But the cloud has many challenges. We are going to look at these challenges from a technology, management, and financial perspective. When we look back to the data center there was a lot of waste because workloads were statically provisioned. Engineers set up buffers to accommodate changes in demand, leadership set up buffers on top of these to accommodate growth, and executives set up additional buffers to mitigate risk. All of this waste was unavoidable due to the lack of elasticity in the data center.
However the cloud is a managed service where someone else is applying software patches and carrying a pager, and using the same buffering strategies will make it more expensive compared to the data center. Forbes says executives estimate that at least 30 percent of their cloud spending is wasted.
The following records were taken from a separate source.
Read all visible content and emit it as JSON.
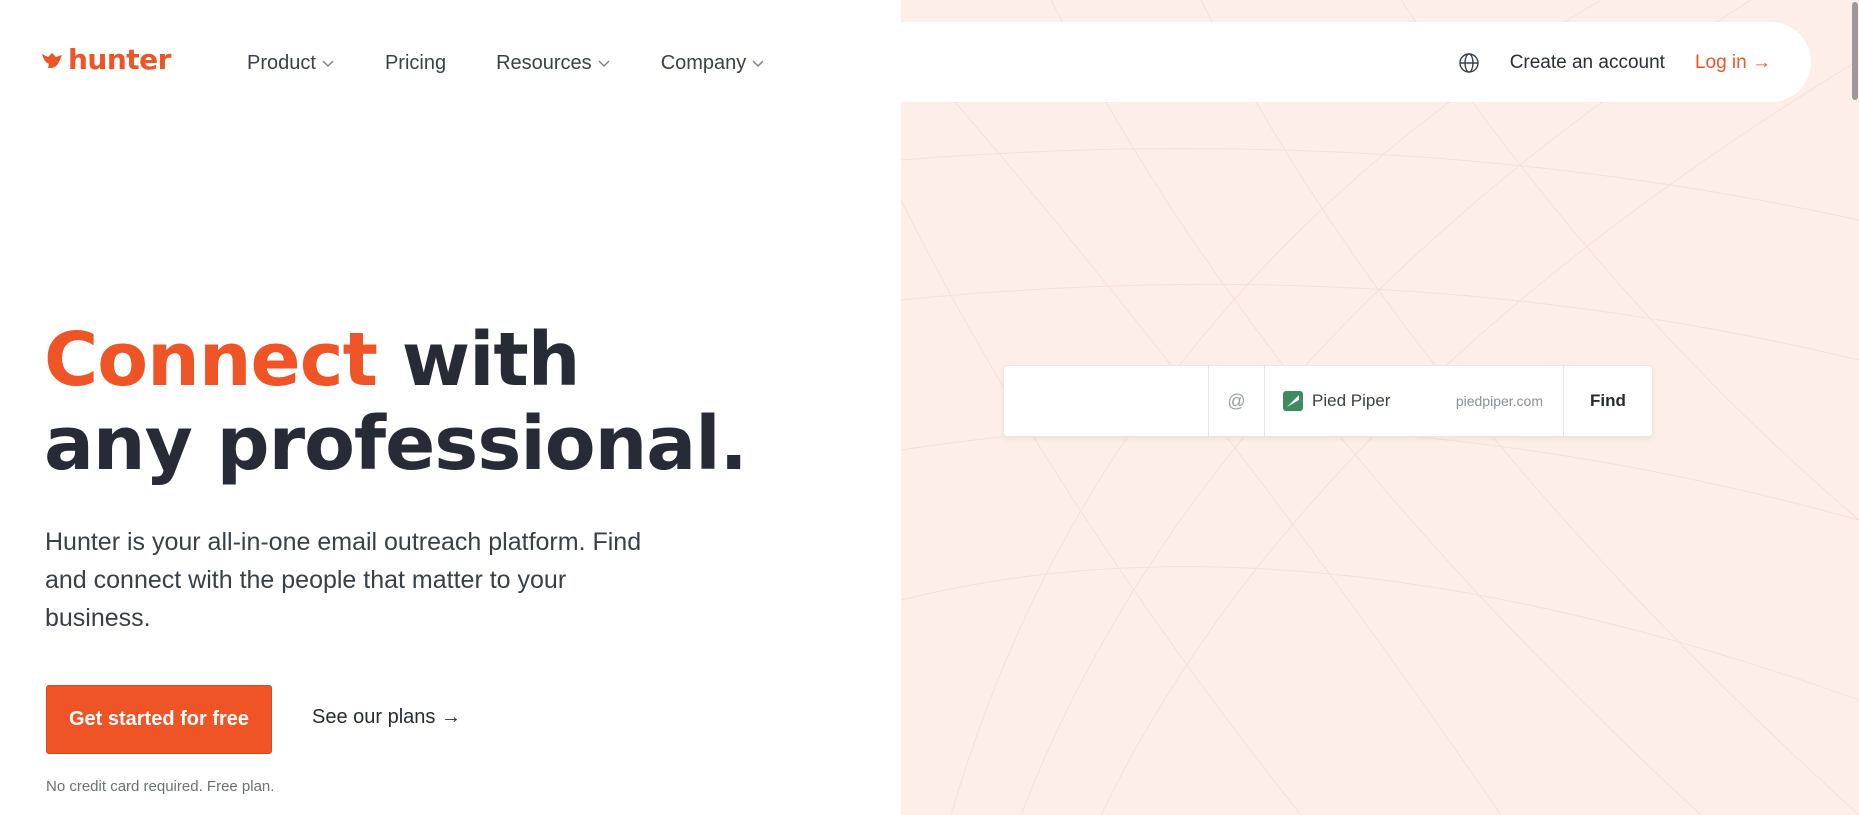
{
  "brand": {
    "name": "hunter",
    "color": "#ef5426"
  },
  "nav": {
    "items": [
      {
        "label": "Product",
        "dropdown": true
      },
      {
        "label": "Pricing",
        "dropdown": false
      },
      {
        "label": "Resources",
        "dropdown": true
      },
      {
        "label": "Company",
        "dropdown": true
      }
    ],
    "language_icon": "globe-icon",
    "create_account": "Create an account",
    "login": "Log in →"
  },
  "hero": {
    "title_accent": "Connect",
    "title_rest_line1": " with",
    "title_line2": "any professional.",
    "description": "Hunter is your all-in-one email outreach platform. Find and connect with the people that matter to your business.",
    "cta_primary": "Get started for free",
    "cta_secondary": "See our plans →",
    "note": "No credit card required. Free plan."
  },
  "finder": {
    "input_value": "",
    "at_symbol": "@",
    "company_name": "Pied Piper",
    "company_domain": "piedpiper.com",
    "button_label": "Find",
    "company_icon": "pied-piper-logo-icon",
    "company_icon_color": "#3d8b5e"
  },
  "colors": {
    "accent": "#ef5426",
    "panel_background": "#fdeee9",
    "heading": "#262b35"
  }
}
Unfortunately, cloud technology is still in its early stages and there is generally no native functionality where idle workloads are being suspended to avoid incurring cost.
When we look at the cloud from a management perspective we see that even medium-size businesses may have millions of rows in their cloud bill. And cloud vendors maintain millions of stock-keeping units or SKUs across hundreds of services they offer. For example, Amazon Web Services Elastic Compute Cloud has over 4 million SKUs. Traditional spreadsheet methods cannot handle this volume, making it necessary that customers use specialized tools to manage things like security, compliance, deployment, cost, and waste at cloud scale.
When we look at the third-party vendor market for cloud, there are many companies offering tools, sometimes with overlapping functionality. While we see some consolidation through acquisitions, there is currently not one tool that does everything we need. This makes it necessary for companies to use multiple tools to manage different aspects of the cloud.
And when we look at the cloud from a Finance perspective we see that the centralized approval model from the data center shifted to a decentralized model where engineers are making purchasing decisions. Because software engineers typically don't have a background in Finance, we need new methods to hold them accountable for the cost of their workloads.
Financial Operations or FinOps aims to hold engineers responsible for costs similar to DevOps, where engineers became responsible for operationalizing their workloads. FinOps is primarily a culture shift where cloud cost is moved to the forefront of everyone's thinking. And this is what we will focus on in our lecture.
To summarize the challenges of Cloud FinOps: The cloud is a game-changing technology, where companies are becoming technology companies in addition to their core business. Elasticity replaces fixed spend models with variable cloud consumption. Ownership is decentralized as it shifts from a central organization to engineers. And the cloud is inefficient, as few cloud providers offer native tools to turn off workloads when they are not in use.
Dieter Matzion is a member of Intuit’s Technology Finance team supporting the AWS cost optimization program.
Most recently, Dieter was part of Netflix’s AWS capacity team, where he helped develop Netflix’s rhythm and active management of AWS including cluster management and moving workloads to different instance families.
Prior to Netflix, Dieter spent two years at Google working on the Google Cloud offering focused on capacity planning and resource provisioning. At Google he developed demand-planning models and automation tools for capacity management.
Prior to that, Dieter spent seven years at PayPal in different roles ranging from managing databases, network operations, and batch operations, supporting all systems and processes for the corporate functions at a daily volume of $1.2B.
A native of Germany, Dieter has an M.S. in computer science. When not at work, he prioritizes spending time with family and enjoying the outdoors: hiking, camping, horseback riding, and cave exploration.